### WORK INSTRUCTIONS
From the data below, copy out every line in which the word "Verification" occurs.

---------- RECORDS FOR THE TASK ----------

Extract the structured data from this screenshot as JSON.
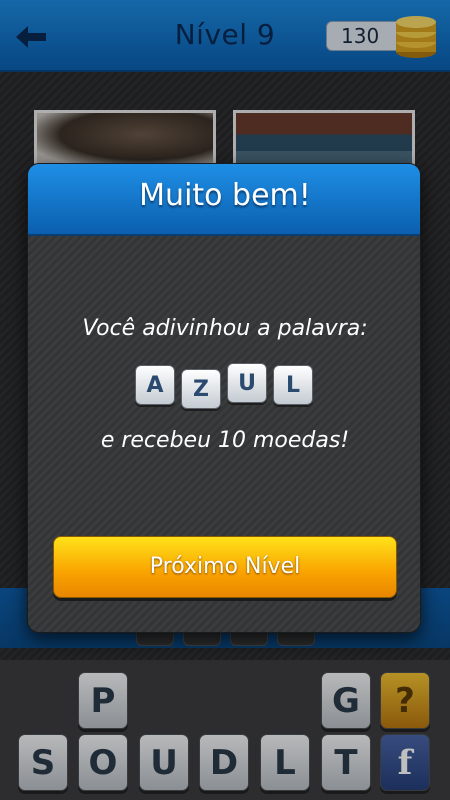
{
  "header": {
    "title": "Nível 9",
    "coins": "130"
  },
  "keyboard": {
    "row1": [
      "P",
      "",
      "",
      "",
      "",
      "G",
      "?"
    ],
    "row2": [
      "S",
      "O",
      "U",
      "D",
      "L",
      "T",
      "f"
    ]
  },
  "modal": {
    "title": "Muito bem!",
    "message": "Você adivinhou a palavra:",
    "word": [
      "A",
      "Z",
      "U",
      "L"
    ],
    "reward": "e recebeu 10 moedas!",
    "next_button": "Próximo Nível"
  },
  "colors": {
    "header_blue": "#0a5fb0",
    "button_yellow": "#f9a200"
  }
}
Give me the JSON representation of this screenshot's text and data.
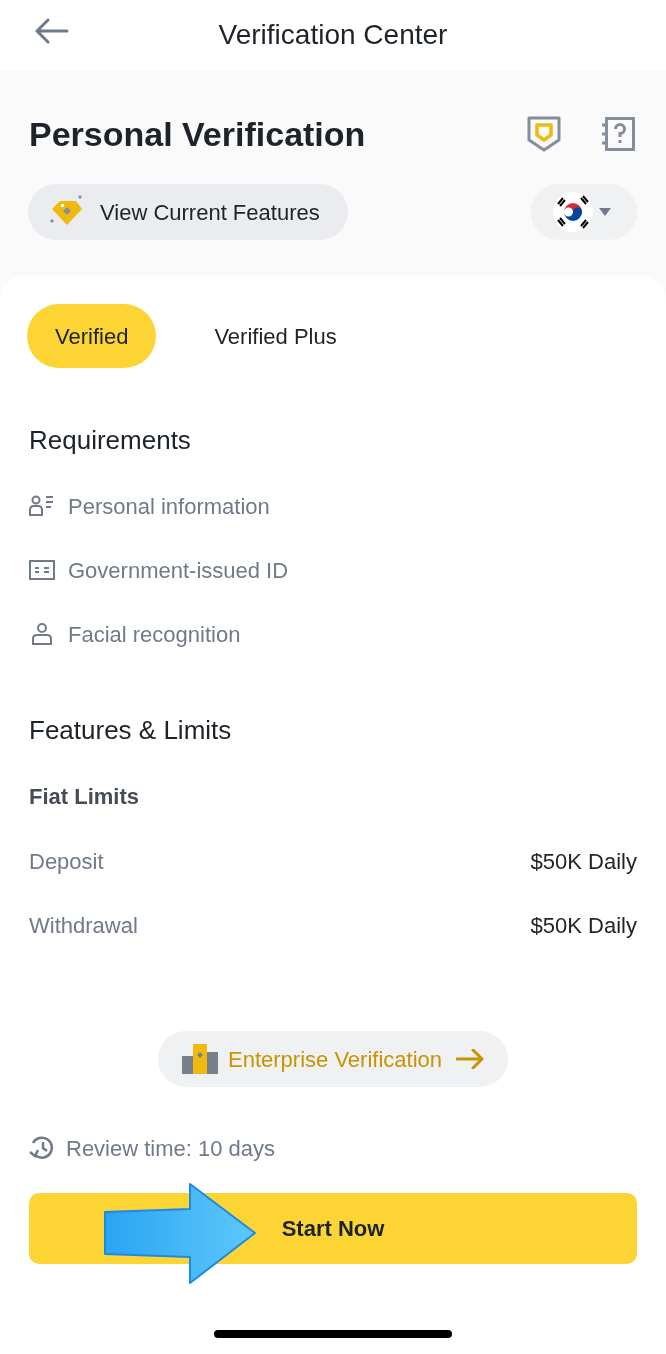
{
  "header": {
    "title": "Verification Center"
  },
  "page": {
    "title": "Personal Verification"
  },
  "features_button": {
    "label": "View Current Features"
  },
  "tabs": [
    {
      "label": "Verified",
      "selected": true
    },
    {
      "label": "Verified Plus",
      "selected": false
    }
  ],
  "requirements": {
    "title": "Requirements",
    "items": [
      {
        "kind": "profile",
        "label": "Personal information"
      },
      {
        "kind": "id-card",
        "label": "Government-issued ID"
      },
      {
        "kind": "person",
        "label": "Facial recognition"
      }
    ]
  },
  "features": {
    "title": "Features & Limits",
    "groups": [
      {
        "title": "Fiat Limits",
        "rows": [
          {
            "label": "Deposit",
            "value": "$50K Daily"
          },
          {
            "label": "Withdrawal",
            "value": "$50K Daily"
          }
        ]
      }
    ]
  },
  "enterprise_button": {
    "label": "Enterprise Verification"
  },
  "review_time": "Review time: 10 days",
  "start_button": {
    "label": "Start Now"
  }
}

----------

### WRITTEN SOLUTION
    "title": "Verification Center"
    "title": "Personal Verification"
    "label": "Enterprise Verification"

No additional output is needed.